Let’s put a smile on that face
That’s How We Feel is a clown performance by seven teenage girls about how they felt while growing up in the red light district of MumbaiUpdated: Jan 16, 2020 16:38 IST
Back in 2012-13, actor-director Rupesh Tillu was on a Clowns Without Borders tour and performed for the people of the red light district in Mumbai. The show was witnessed by hundreds of small girls living in NGOs in the vicinity. Heartbroken upon hearing the stories of these girls, Rupesh promised himself that he would never go there to perform again. “It was too much to take in. I am an artiste, not a social worker,” he says. Those days, Rupesh was living in Sweden. Once he returned home, he kept dreaming about the children he saw in the red light district. “My daughter was born in 2012 and every time I looked at her face, I was reminded of those little girls I met at the district. The nightmares continued for three months. Finally, I called the General Secretary of Clowns Without Borders, Sweden, and told her that I would like to go to Mumbai again and continue the project. So, we visited the district with our show. Our goal was simple — provide psychosocial aid or in simple words — make anyone who is living under stressful conditions, laugh,” Rupesh says.
He then continued to perform at the district until 2015. Post that, he decided to train the girls. “We started training 27 girls from the district in the art of theatre and clowning on every weekend. The goal was to create a show that can be performed for their mothers and others in the community. Finally, the girls performed the show for the first time after a year long training. Their mothers were laughing and crying at the same time.

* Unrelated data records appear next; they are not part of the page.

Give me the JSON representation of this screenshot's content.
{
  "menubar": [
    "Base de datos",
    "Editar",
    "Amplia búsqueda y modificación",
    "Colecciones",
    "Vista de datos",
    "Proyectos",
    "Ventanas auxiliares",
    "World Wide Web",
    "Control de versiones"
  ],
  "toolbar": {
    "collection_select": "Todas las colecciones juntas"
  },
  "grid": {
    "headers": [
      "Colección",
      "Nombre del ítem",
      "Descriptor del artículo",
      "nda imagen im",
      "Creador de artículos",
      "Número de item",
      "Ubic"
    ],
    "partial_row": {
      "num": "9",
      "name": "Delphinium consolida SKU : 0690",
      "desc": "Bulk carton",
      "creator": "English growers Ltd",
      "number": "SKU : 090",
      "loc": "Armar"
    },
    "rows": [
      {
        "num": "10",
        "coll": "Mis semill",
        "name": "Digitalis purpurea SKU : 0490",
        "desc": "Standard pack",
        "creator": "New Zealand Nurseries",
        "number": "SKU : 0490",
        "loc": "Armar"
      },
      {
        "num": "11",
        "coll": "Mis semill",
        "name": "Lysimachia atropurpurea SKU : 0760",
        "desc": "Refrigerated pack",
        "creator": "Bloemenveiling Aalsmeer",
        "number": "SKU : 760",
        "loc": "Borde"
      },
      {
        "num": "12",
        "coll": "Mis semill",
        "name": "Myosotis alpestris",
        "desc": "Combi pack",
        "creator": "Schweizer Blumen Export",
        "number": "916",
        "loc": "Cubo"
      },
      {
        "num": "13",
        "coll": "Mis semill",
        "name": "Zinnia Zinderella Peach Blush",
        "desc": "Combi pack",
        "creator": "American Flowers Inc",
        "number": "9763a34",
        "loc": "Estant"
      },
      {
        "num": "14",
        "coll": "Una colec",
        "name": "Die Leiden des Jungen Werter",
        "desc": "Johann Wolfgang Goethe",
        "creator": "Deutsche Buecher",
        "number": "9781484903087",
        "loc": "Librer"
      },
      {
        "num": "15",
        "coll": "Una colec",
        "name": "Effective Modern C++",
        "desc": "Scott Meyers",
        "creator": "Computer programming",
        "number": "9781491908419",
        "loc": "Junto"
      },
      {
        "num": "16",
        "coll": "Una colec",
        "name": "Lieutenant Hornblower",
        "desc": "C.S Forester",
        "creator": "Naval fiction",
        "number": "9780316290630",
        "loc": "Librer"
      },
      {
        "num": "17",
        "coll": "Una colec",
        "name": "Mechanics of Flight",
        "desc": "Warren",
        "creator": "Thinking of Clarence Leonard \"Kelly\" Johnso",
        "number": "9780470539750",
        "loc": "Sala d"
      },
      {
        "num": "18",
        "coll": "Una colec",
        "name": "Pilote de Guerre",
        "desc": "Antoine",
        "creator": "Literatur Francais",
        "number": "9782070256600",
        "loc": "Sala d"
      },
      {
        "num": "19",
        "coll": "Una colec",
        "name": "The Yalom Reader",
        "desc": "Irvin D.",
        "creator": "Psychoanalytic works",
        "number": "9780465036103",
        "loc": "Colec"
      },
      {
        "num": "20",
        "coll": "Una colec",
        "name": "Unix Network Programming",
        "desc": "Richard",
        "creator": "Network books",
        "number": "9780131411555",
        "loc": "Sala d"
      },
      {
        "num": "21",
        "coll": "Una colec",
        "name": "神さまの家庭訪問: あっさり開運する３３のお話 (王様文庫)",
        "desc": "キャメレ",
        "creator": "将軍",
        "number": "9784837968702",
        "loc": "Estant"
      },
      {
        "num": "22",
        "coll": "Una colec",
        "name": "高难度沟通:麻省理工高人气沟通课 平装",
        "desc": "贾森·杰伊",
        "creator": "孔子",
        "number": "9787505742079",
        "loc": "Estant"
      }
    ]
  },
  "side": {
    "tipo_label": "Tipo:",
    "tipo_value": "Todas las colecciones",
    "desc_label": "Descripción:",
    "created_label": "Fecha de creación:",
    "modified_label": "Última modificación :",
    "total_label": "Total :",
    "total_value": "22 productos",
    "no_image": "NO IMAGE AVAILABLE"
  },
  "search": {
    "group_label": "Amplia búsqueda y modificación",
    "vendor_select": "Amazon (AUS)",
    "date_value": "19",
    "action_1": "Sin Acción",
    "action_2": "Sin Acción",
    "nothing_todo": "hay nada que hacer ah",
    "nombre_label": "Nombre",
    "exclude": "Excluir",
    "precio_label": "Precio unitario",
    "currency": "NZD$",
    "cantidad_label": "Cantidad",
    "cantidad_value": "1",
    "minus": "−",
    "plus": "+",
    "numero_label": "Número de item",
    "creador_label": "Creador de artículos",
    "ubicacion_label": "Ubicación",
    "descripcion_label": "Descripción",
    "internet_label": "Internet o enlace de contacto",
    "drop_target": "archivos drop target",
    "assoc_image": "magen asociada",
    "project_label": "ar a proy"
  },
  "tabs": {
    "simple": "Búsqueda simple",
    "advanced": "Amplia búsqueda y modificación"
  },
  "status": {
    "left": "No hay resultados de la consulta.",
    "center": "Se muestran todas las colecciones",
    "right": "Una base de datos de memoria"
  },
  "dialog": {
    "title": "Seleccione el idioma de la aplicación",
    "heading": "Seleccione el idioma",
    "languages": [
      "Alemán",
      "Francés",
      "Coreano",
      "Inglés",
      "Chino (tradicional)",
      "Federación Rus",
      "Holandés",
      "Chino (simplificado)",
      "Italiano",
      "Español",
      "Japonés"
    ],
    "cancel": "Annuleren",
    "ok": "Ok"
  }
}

After the show ended, a few mothers came to us and said that they have never seen their girls be so brave and perform for others,” Rupesh says.
Now, for the first time, these girls from the community will be performing at the St Andrew’s Auditorium in Bandra, Mumbai, on January 18. Rupesh, who works primarily in the domain of comedy and humour, says, “I wanted to see them become proper artistes and it’s happening!”
Supported by Clowns Without Borders, Sweden, and Red Nose Entertainment Mumbai, the play titled That’s How We Feel is a devised clown performance by seven teenage girls about how they felt while growing up in the red light district of Mumbai, but it uses comedy as a tool to tell the story.
The story is directed by Rupesh himself. He says, “The day we started our training, the girls wouldn’t dare to look in our eyes while saying their names. And today, after five years of training, they are ready to be part of a professional clown show to inspire other children and open up a dialogue and discussion.”
When asked why give a clown’s perspective to the play, Rupesh says that a clown’s job in the society is “to comfort the disturbed and disturb the comfortable, and this play is about the latter.” He adds, “People are very well informed about issues these days. So, theatre has lost its purpose of educating people, which it did 20 years ago, because there wasn’t social media back then. But today, I feel, theatre’s job is to make the audience connect with the issue emotionally. As an artiste, I don’t have the capacity to fix the problem, but I can show a mirror to the society. That’s what we are trying to do with the help of this performance.”
Rupesh, who has a Masters in Fine Arts with a specialisation in physical comedy from the National School of Dramatic Arts in Stockholm, Sweden, and has directed and acted in both films and plays, signs off, as he says, “It is important for theatre to become more interactive for it to reach out to more people.”
What: That’s How We Feel
Where: St Andrews Centre for Philosophy & Performing Arts, Bandra (W)
When: January 18, at 7.30pm.